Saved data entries
-------------------------
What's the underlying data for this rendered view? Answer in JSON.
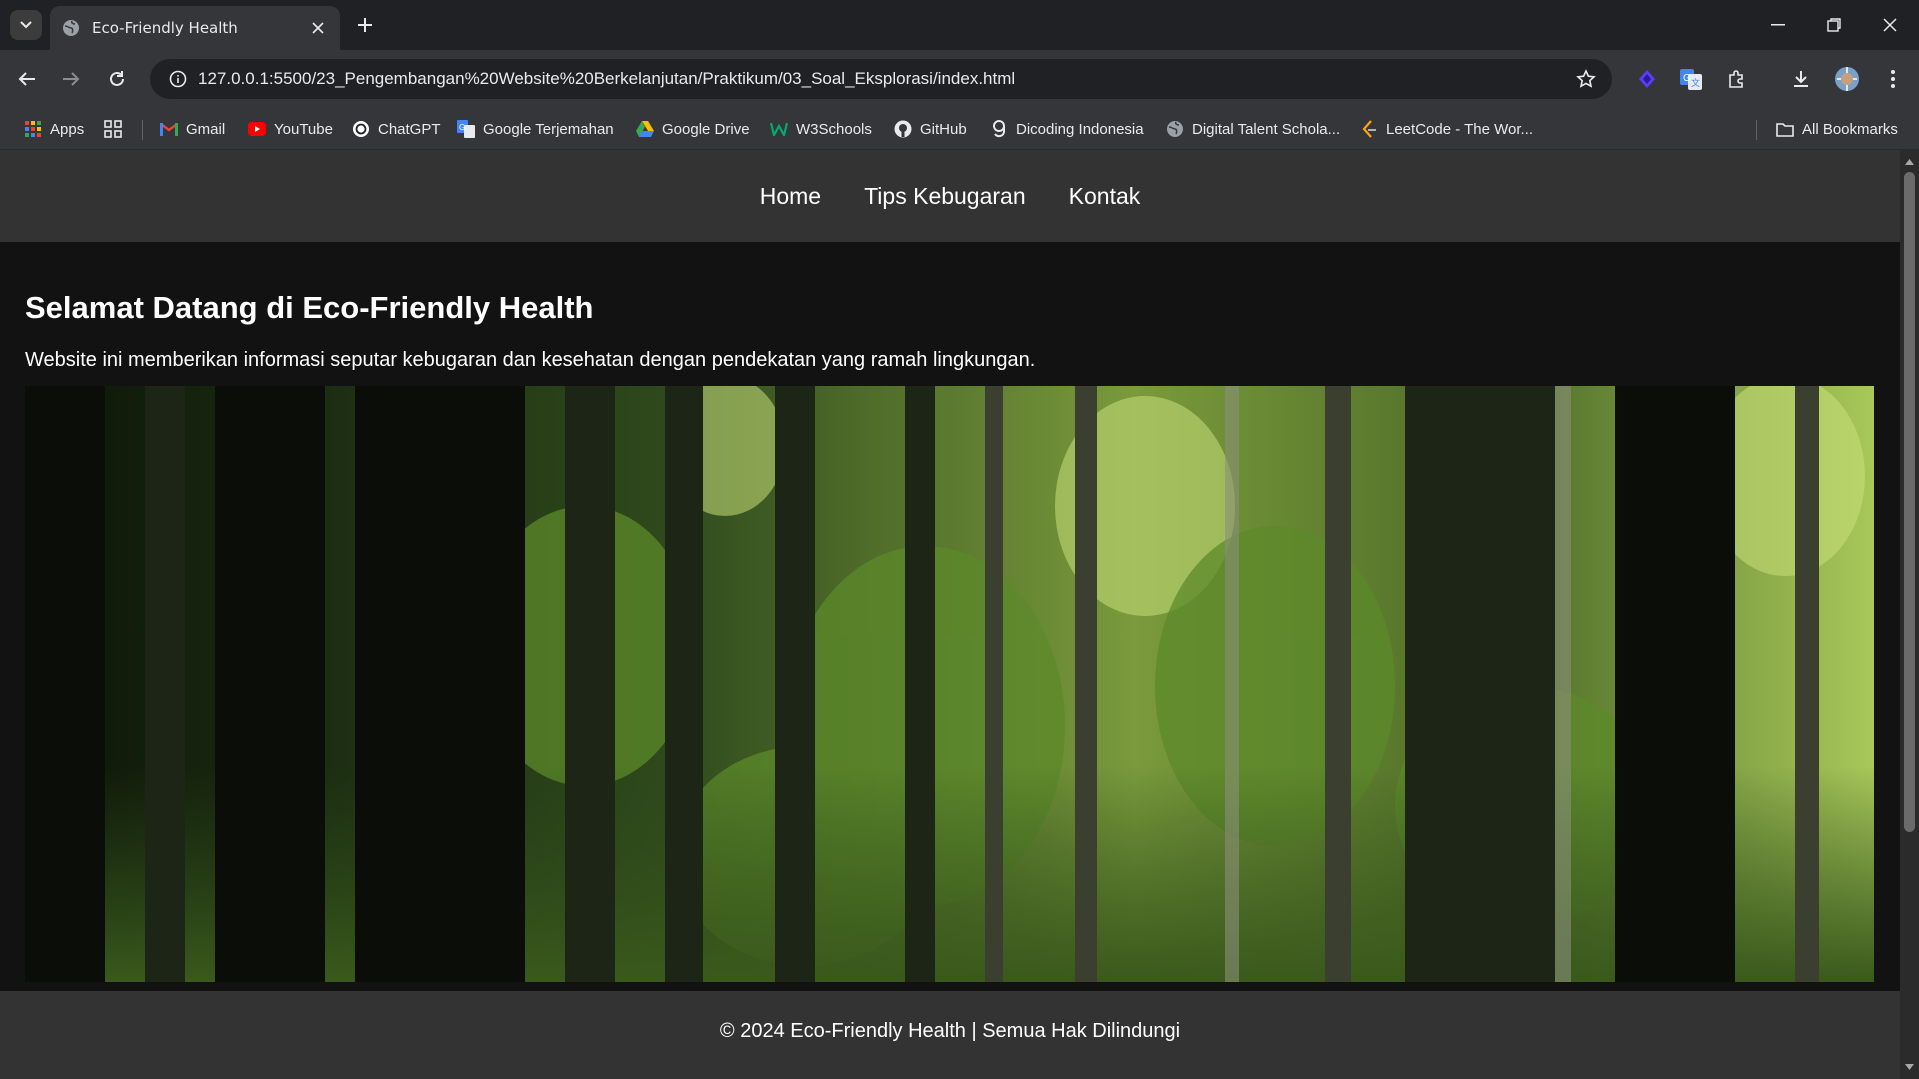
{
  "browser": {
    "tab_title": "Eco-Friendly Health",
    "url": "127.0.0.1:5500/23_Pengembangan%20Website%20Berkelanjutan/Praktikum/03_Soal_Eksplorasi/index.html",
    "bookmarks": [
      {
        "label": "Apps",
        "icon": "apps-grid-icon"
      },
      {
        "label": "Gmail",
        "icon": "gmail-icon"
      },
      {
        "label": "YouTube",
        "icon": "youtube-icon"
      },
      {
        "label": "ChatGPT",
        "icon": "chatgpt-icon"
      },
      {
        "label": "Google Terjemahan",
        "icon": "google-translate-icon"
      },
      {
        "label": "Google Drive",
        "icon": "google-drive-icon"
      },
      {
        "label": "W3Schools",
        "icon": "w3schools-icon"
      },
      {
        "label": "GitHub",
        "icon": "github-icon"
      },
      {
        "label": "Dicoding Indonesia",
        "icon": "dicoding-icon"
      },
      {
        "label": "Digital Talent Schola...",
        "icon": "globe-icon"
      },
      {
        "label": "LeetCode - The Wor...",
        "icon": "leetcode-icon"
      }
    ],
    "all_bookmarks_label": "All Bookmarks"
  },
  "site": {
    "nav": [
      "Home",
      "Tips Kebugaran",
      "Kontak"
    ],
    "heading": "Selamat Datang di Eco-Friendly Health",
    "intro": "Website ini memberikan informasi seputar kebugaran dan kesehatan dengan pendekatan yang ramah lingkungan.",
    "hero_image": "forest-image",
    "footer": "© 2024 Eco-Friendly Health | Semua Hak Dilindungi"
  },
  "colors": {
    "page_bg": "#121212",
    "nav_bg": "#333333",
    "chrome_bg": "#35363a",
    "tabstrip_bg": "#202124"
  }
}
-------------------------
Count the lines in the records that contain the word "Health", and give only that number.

EXERCISE SOLUTION
3